Bruno: What's The Problem With Tenure, Again?
This week's teacher tenure mini-scandal centers aroundAryeh Eller, a New York City music teacher who's collected about $1 million in pay since 1999 despite being removed from his teaching placement - but not fired - after confessing to sexual harassment charges.
This is clearly a problem, but what, if anything, should we do to fix it?
For skeptics of teacher tenure the response is - predictably enough - to scale back tenure and due process rights so those clearly unfit for the job can be more easily removed.
I'm not opposed to tenure reform in principle, but I have my doubts that cases like Eller's are reason enough.
The fact is that the due process rights associated with tenure almost certainly have some value both as checks on arbitrary firing decisions and as complementary compensation for lower-than-ideal teacher salaries.
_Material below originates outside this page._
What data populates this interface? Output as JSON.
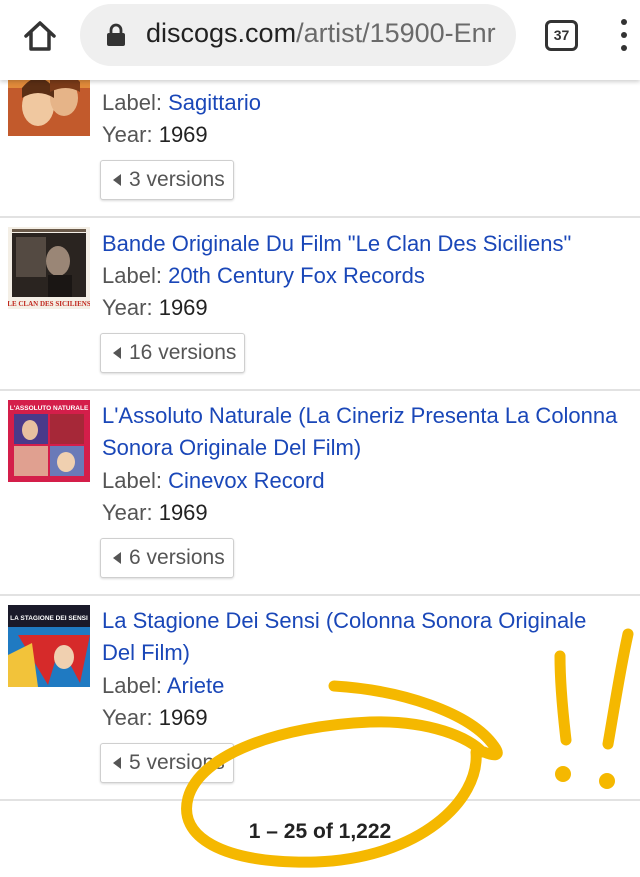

This means that to justify scaling back tenure it would need to be demonstrated that these due process rights are onerous to a degree that offsets their benefits.
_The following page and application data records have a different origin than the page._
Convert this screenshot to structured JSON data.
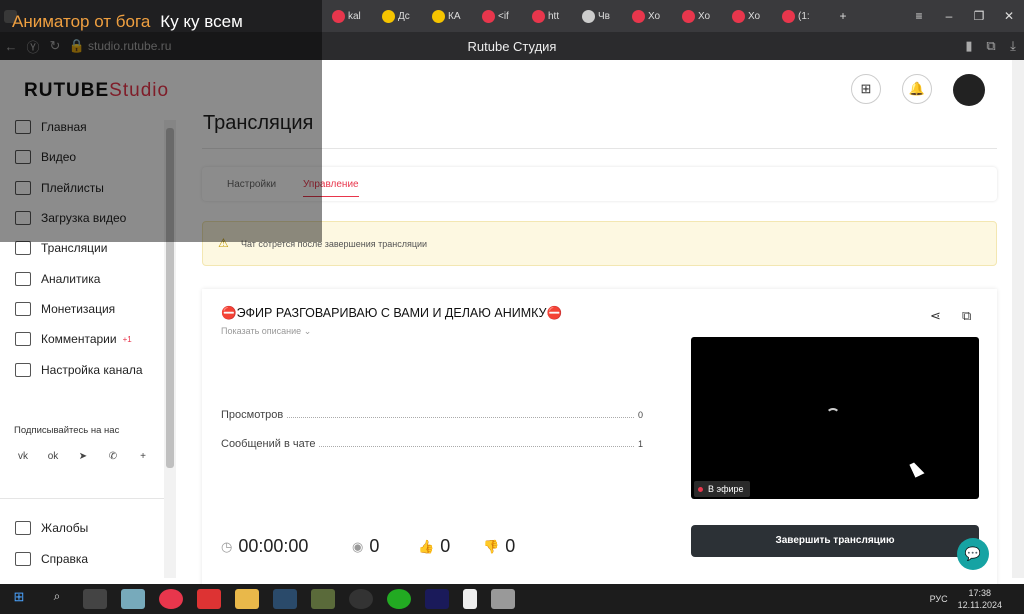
{
  "overlay": {
    "title": "Аниматор от бога",
    "subtitle": "Ку ку всем"
  },
  "browser": {
    "tabs": [
      {
        "label": "kal",
        "color": "#e8364c"
      },
      {
        "label": "Дс",
        "color": "#f5c400"
      },
      {
        "label": "КА",
        "color": "#f5c400"
      },
      {
        "label": "<if",
        "color": "#e8364c"
      },
      {
        "label": "htt",
        "color": "#e8364c"
      },
      {
        "label": "Чв",
        "color": "#cccccc"
      },
      {
        "label": "Хо",
        "color": "#e8364c"
      },
      {
        "label": "Хо",
        "color": "#e8364c"
      },
      {
        "label": "Хо",
        "color": "#e8364c"
      },
      {
        "label": "(1:",
        "color": "#e8364c"
      }
    ],
    "url": "studio.rutube.ru",
    "page_title": "Rutube Студия"
  },
  "logo": {
    "main": "RUTUBE",
    "suffix": "Studio"
  },
  "sidebar": {
    "items": [
      {
        "label": "Главная"
      },
      {
        "label": "Видео"
      },
      {
        "label": "Плейлисты"
      },
      {
        "label": "Загрузка видео"
      },
      {
        "label": "Трансляции"
      },
      {
        "label": "Аналитика"
      },
      {
        "label": "Монетизация"
      },
      {
        "label": "Комментарии",
        "badge": "+1"
      },
      {
        "label": "Настройка канала"
      }
    ],
    "follow_label": "Подписывайтесь на нас",
    "socials": [
      "vk-icon",
      "ok-icon",
      "telegram-icon",
      "viber-icon",
      "plus-icon"
    ],
    "footer_items": [
      {
        "label": "Жалобы"
      },
      {
        "label": "Справка"
      }
    ]
  },
  "page": {
    "heading": "Трансляция",
    "tabs": [
      {
        "label": "Настройки"
      },
      {
        "label": "Управление"
      }
    ],
    "warning": "Чат сотрется после завершения трансляции",
    "stream_title": "⛔ЭФИР РАЗГОВАРИВАЮ С ВАМИ И ДЕЛАЮ АНИМКУ⛔",
    "show_description": "Показать описание",
    "stats": [
      {
        "label": "Просмотров",
        "value": "0"
      },
      {
        "label": "Сообщений в чате",
        "value": "1"
      }
    ],
    "live_badge": "В эфире",
    "duration": "00:00:00",
    "viewers": "0",
    "likes": "0",
    "dislikes": "0",
    "end_button": "Завершить трансляцию"
  },
  "taskbar": {
    "time": "17:38",
    "date": "12.11.2024",
    "lang": "РУС"
  },
  "colors": {
    "accent": "#e8364c",
    "dark_button": "#2c3136",
    "chat_button": "#16a3a3"
  }
}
In cases like Eller's, though, I'm often left genuinely puzzled about what, exactly, is so unreasonably onerous about the tenure protections that benefit these teachers. The articles themselves are rarely specific on this point, and the HuffPo story says only that "an independent arbitrator determined that Eller couldn't be fired because the city failed to inform the teacher of his rights".
Is that it? Is informing teachers of their due process rights really that onerous for school districts, or that unreasonable to expect from them? Why would we describe that as a problem with tenure rather than a problem with how the district handles human resources?
And remember: while we may not like that some particular teacher is benefiting from this or that tenure protection, that isn't really a reason to scale back such protections generally. Tenure rights affect lots of teachers and shouldn't be designed around marginal cases like Eller's.